§ **What is expected**
Your job is to write out each record precisely as it stands.
*** Opening of Recorded data ***
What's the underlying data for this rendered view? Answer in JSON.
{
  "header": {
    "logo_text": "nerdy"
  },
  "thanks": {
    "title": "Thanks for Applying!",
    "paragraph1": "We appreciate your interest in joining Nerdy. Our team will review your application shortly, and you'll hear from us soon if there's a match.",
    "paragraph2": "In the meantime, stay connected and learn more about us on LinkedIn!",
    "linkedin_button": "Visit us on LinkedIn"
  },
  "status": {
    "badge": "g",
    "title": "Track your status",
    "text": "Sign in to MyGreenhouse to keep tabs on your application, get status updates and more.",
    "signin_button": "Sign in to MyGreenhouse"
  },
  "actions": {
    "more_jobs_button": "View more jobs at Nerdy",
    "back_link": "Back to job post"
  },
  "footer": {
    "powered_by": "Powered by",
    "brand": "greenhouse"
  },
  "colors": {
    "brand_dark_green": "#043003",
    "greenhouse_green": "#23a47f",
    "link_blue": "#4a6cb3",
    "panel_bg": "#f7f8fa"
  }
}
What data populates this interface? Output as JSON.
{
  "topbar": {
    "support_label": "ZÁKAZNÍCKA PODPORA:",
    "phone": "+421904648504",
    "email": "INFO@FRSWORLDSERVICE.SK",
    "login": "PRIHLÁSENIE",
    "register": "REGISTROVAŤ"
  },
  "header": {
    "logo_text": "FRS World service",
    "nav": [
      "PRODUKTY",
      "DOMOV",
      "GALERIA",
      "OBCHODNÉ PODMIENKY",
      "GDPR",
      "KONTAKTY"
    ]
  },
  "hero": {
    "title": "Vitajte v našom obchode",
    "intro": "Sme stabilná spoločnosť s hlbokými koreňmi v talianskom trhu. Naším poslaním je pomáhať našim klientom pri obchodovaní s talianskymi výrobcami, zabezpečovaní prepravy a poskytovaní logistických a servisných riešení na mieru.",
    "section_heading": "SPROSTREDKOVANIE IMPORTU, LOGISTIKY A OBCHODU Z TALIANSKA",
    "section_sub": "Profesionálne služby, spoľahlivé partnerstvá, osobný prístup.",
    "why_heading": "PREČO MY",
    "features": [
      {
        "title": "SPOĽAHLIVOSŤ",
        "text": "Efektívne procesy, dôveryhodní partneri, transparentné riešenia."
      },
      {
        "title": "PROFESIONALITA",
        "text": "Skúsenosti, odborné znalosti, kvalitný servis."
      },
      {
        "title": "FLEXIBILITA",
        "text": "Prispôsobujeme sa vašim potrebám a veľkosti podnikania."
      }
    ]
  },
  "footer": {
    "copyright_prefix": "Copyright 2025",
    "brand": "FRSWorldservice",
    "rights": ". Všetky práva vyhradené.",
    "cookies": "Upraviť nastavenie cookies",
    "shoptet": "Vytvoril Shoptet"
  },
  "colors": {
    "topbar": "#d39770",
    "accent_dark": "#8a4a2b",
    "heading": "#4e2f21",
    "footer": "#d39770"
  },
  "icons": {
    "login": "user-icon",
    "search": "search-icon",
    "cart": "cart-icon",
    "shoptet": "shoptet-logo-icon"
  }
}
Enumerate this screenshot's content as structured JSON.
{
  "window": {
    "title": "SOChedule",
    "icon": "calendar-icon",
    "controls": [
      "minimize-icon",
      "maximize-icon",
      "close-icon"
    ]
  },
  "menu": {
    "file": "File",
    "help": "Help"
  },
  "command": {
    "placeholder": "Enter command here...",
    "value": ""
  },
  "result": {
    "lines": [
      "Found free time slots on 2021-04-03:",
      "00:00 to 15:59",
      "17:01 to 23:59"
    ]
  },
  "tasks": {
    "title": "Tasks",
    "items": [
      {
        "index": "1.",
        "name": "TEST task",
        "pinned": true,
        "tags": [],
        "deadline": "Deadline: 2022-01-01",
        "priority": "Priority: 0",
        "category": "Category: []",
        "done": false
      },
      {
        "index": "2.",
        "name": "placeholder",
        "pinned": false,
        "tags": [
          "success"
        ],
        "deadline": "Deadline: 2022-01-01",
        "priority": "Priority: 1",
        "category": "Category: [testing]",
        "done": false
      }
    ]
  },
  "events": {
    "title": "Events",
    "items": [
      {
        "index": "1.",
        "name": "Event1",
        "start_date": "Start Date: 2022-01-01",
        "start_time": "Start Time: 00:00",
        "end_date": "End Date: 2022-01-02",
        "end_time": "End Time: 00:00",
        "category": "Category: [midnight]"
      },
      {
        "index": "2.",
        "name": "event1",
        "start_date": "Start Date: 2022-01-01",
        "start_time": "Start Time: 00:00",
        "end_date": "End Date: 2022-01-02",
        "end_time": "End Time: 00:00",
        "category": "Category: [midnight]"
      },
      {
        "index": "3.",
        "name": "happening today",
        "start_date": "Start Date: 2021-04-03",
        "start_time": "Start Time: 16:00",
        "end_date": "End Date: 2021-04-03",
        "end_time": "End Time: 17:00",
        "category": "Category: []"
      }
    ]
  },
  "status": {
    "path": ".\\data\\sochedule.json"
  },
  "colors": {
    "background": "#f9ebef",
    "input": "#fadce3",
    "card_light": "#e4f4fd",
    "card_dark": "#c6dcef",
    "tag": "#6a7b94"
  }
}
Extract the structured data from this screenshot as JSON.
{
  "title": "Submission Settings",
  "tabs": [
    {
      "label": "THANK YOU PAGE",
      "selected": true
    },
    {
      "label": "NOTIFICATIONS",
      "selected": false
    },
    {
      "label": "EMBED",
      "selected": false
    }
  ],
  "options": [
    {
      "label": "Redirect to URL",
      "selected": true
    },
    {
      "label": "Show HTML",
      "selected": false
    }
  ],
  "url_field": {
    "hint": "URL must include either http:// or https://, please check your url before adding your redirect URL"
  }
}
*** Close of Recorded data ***
§ **Answer to the exercise**
What's the underlying data for this rendered view? Answer in JSON.
{
  "header": {
    "logo_text": "nerdy"
  },
  "thanks": {
    "title": "Thanks for Applying!",
    "paragraph1": "We appreciate your interest in joining Nerdy. Our team will review your application shortly, and you'll hear from us soon if there's a match.",
    "paragraph2": "In the meantime, stay connected and learn more about us on LinkedIn!",
    "linkedin_button": "Visit us on LinkedIn"
  },
  "status": {
    "badge": "g",
    "title": "Track your status",
    "text": "Sign in to MyGreenhouse to keep tabs on your application, get status updates and more.",
    "signin_button": "Sign in to MyGreenhouse"
  },
  "actions": {
    "more_jobs_button": "View more jobs at Nerdy",
    "back_link": "Back to job post"
  },
  "footer": {
    "powered_by": "Powered by",
    "brand": "greenhouse"
  },
  "colors": {
    "brand_dark_green": "#043003",
    "greenhouse_green": "#23a47f",
    "link_blue": "#4a6cb3",
    "panel_bg": "#f7f8fa"
  }
}
What data populates this interface? Output as JSON.
{
  "topbar": {
    "support_label": "ZÁKAZNÍCKA PODPORA:",
    "phone": "+421904648504",
    "email": "INFO@FRSWORLDSERVICE.SK",
    "login": "PRIHLÁSENIE",
    "register": "REGISTROVAŤ"
  },
  "header": {
    "logo_text": "FRS World service",
    "nav": [
      "PRODUKTY",
      "DOMOV",
      "GALERIA",
      "OBCHODNÉ PODMIENKY",
      "GDPR",
      "KONTAKTY"
    ]
  },
  "hero": {
    "title": "Vitajte v našom obchode",
    "intro": "Sme stabilná spoločnosť s hlbokými koreňmi v talianskom trhu. Naším poslaním je pomáhať našim klientom pri obchodovaní s talianskymi výrobcami, zabezpečovaní prepravy a poskytovaní logistických a servisných riešení na mieru.",
    "section_heading": "SPROSTREDKOVANIE IMPORTU, LOGISTIKY A OBCHODU Z TALIANSKA",
    "section_sub": "Profesionálne služby, spoľahlivé partnerstvá, osobný prístup.",
    "why_heading": "PREČO MY",
    "features": [
      {
        "title": "SPOĽAHLIVOSŤ",
        "text": "Efektívne procesy, dôveryhodní partneri, transparentné riešenia."
      },
      {
        "title": "PROFESIONALITA",
        "text": "Skúsenosti, odborné znalosti, kvalitný servis."
      },
      {
        "title": "FLEXIBILITA",
        "text": "Prispôsobujeme sa vašim potrebám a veľkosti podnikania."
      }
    ]
  },
  "footer": {
    "copyright_prefix": "Copyright 2025",
    "brand": "FRSWorldservice",
    "rights": ". Všetky práva vyhradené.",
    "cookies": "Upraviť nastavenie cookies",
    "shoptet": "Vytvoril Shoptet"
  },
  "colors": {
    "topbar": "#d39770",
    "accent_dark": "#8a4a2b",
    "heading": "#4e2f21",
    "footer": "#d39770"
  },
  "icons": {
    "login": "user-icon",
    "search": "search-icon",
    "cart": "cart-icon",
    "shoptet": "shoptet-logo-icon"
  }
}
Enumerate this screenshot's content as structured JSON.
{
  "window": {
    "title": "SOChedule",
    "icon": "calendar-icon",
    "controls": [
      "minimize-icon",
      "maximize-icon",
      "close-icon"
    ]
  },
  "menu": {
    "file": "File",
    "help": "Help"
  },
  "command": {
    "placeholder": "Enter command here...",
    "value": ""
  },
  "result": {
    "lines": [
      "Found free time slots on 2021-04-03:",
      "00:00 to 15:59",
      "17:01 to 23:59"
    ]
  },
  "tasks": {
    "title": "Tasks",
    "items": [
      {
        "index": "1.",
        "name": "TEST task",
        "pinned": true,
        "tags": [],
        "deadline": "Deadline: 2022-01-01",
        "priority": "Priority: 0",
        "category": "Category: []",
        "done": false
      },
      {
        "index": "2.",
        "name": "placeholder",
        "pinned": false,
        "tags": [
          "success"
        ],
        "deadline": "Deadline: 2022-01-01",
        "priority": "Priority: 1",
        "category": "Category: [testing]",
        "done": false
      }
    ]
  },
  "events": {
    "title": "Events",
    "items": [
      {
        "index": "1.",
        "name": "Event1",
        "start_date": "Start Date: 2022-01-01",
        "start_time": "Start Time: 00:00",
        "end_date": "End Date: 2022-01-02",
        "end_time": "End Time: 00:00",
        "category": "Category: [midnight]"
      },
      {
        "index": "2.",
        "name": "event1",
        "start_date": "Start Date: 2022-01-01",
        "start_time": "Start Time: 00:00",
        "end_date": "End Date: 2022-01-02",
        "end_time": "End Time: 00:00",
        "category": "Category: [midnight]"
      },
      {
        "index": "3.",
        "name": "happening today",
        "start_date": "Start Date: 2021-04-03",
        "start_time": "Start Time: 16:00",
        "end_date": "End Date: 2021-04-03",
        "end_time": "End Time: 17:00",
        "category": "Category: []"
      }
    ]
  },
  "status": {
    "path": ".\\data\\sochedule.json"
  },
  "colors": {
    "background": "#f9ebef",
    "input": "#fadce3",
    "card_light": "#e4f4fd",
    "card_dark": "#c6dcef",
    "tag": "#6a7b94"
  }
}
Extract the structured data from this screenshot as JSON.
{
  "title": "Submission Settings",
  "tabs": [
    {
      "label": "THANK YOU PAGE",
      "selected": true
    },
    {
      "label": "NOTIFICATIONS",
      "selected": false
    },
    {
      "label": "EMBED",
      "selected": false
    }
  ],
  "options": [
    {
      "label": "Redirect to URL",
      "selected": true
    },
    {
      "label": "Show HTML",
      "selected": false
    }
  ],
  "url_field": {
    "hint": "URL must include either http:// or https://, please check your url before adding your redirect URL"
  }
}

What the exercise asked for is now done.